• _Exercise input_
________

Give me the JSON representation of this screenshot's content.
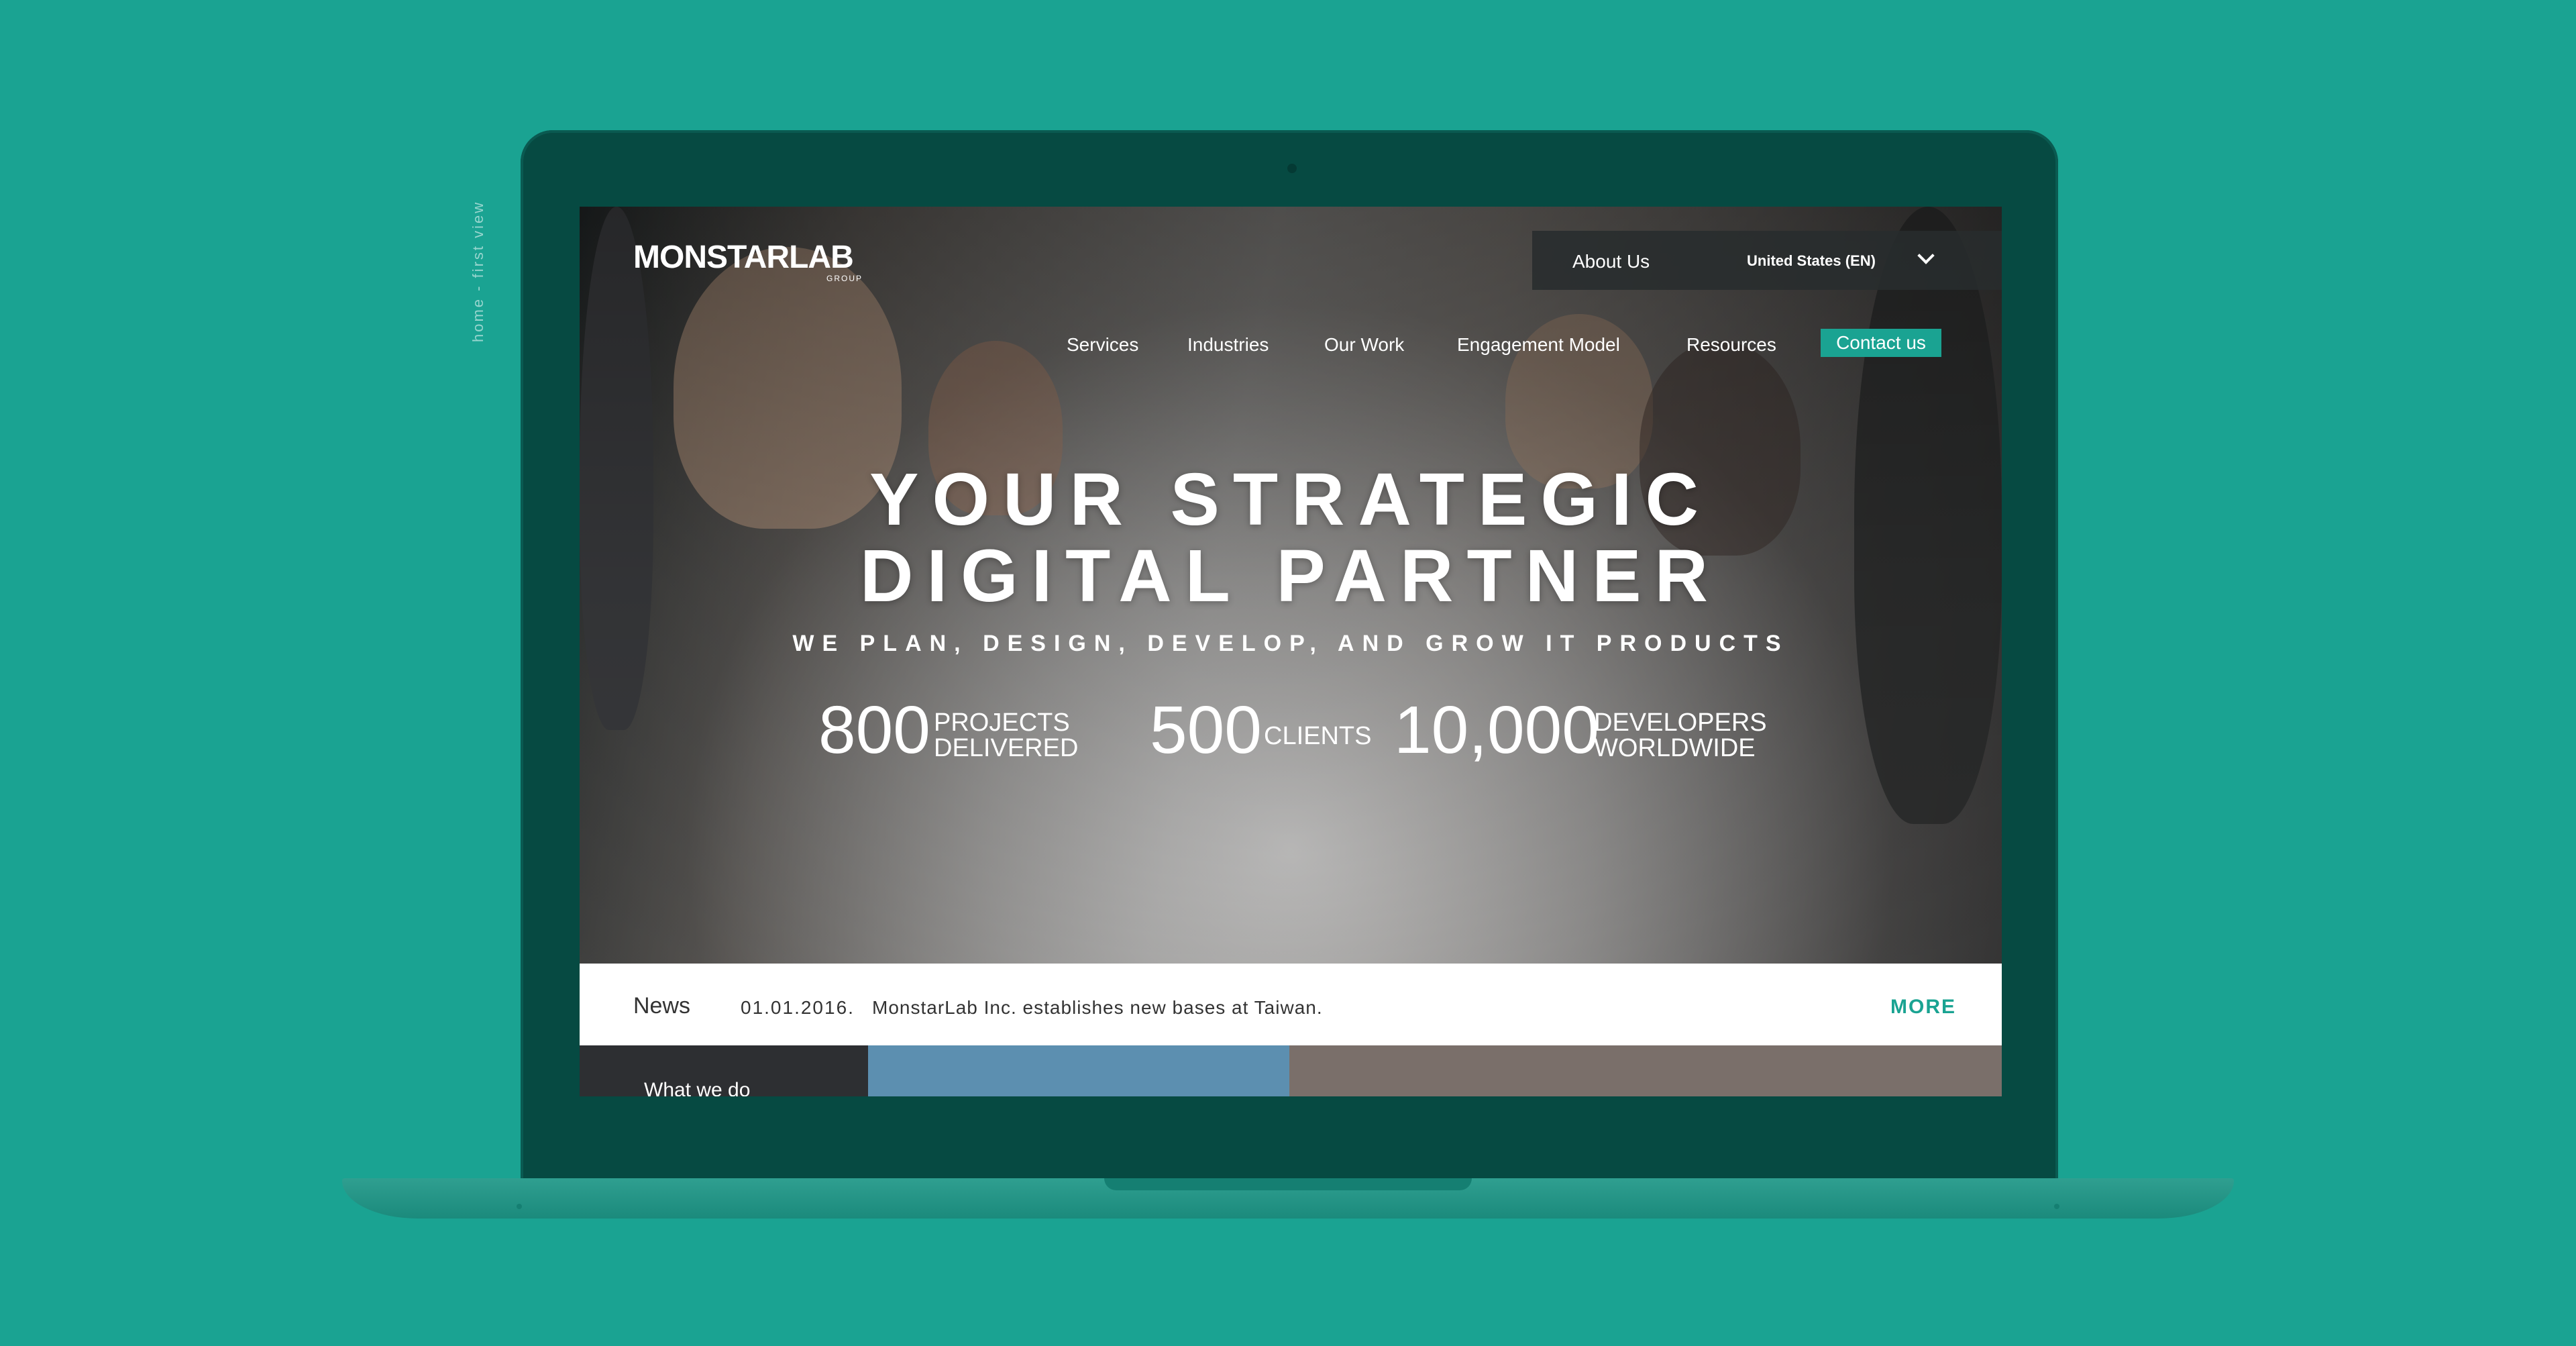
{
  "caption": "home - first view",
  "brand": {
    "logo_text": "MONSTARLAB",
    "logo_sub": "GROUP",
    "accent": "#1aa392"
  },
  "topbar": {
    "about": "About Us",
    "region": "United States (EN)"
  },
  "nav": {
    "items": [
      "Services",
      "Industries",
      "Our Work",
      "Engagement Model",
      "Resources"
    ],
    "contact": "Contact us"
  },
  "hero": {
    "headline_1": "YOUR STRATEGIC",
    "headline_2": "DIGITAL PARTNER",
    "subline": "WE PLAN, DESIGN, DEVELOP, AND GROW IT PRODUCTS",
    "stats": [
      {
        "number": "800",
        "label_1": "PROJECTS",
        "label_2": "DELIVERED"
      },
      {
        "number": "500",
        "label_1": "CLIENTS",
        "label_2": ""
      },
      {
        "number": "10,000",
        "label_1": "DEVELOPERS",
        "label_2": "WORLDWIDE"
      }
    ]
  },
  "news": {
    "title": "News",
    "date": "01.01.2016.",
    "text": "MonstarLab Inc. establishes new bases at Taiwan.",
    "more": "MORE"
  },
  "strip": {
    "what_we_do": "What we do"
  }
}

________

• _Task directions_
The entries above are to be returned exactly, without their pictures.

• _Solution_
Give me the JSON representation of this screenshot's content.
{
  "caption": "home - first view",
  "brand": {
    "logo_text": "MONSTARLAB",
    "logo_sub": "GROUP",
    "accent": "#1aa392"
  },
  "topbar": {
    "about": "About Us",
    "region": "United States (EN)"
  },
  "nav": {
    "items": [
      "Services",
      "Industries",
      "Our Work",
      "Engagement Model",
      "Resources"
    ],
    "contact": "Contact us"
  },
  "hero": {
    "headline_1": "YOUR STRATEGIC",
    "headline_2": "DIGITAL PARTNER",
    "subline": "WE PLAN, DESIGN, DEVELOP, AND GROW IT PRODUCTS",
    "stats": [
      {
        "number": "800",
        "label_1": "PROJECTS",
        "label_2": "DELIVERED"
      },
      {
        "number": "500",
        "label_1": "CLIENTS",
        "label_2": ""
      },
      {
        "number": "10,000",
        "label_1": "DEVELOPERS",
        "label_2": "WORLDWIDE"
      }
    ]
  },
  "news": {
    "title": "News",
    "date": "01.01.2016.",
    "text": "MonstarLab Inc. establishes new bases at Taiwan.",
    "more": "MORE"
  },
  "strip": {
    "what_we_do": "What we do"
  }
}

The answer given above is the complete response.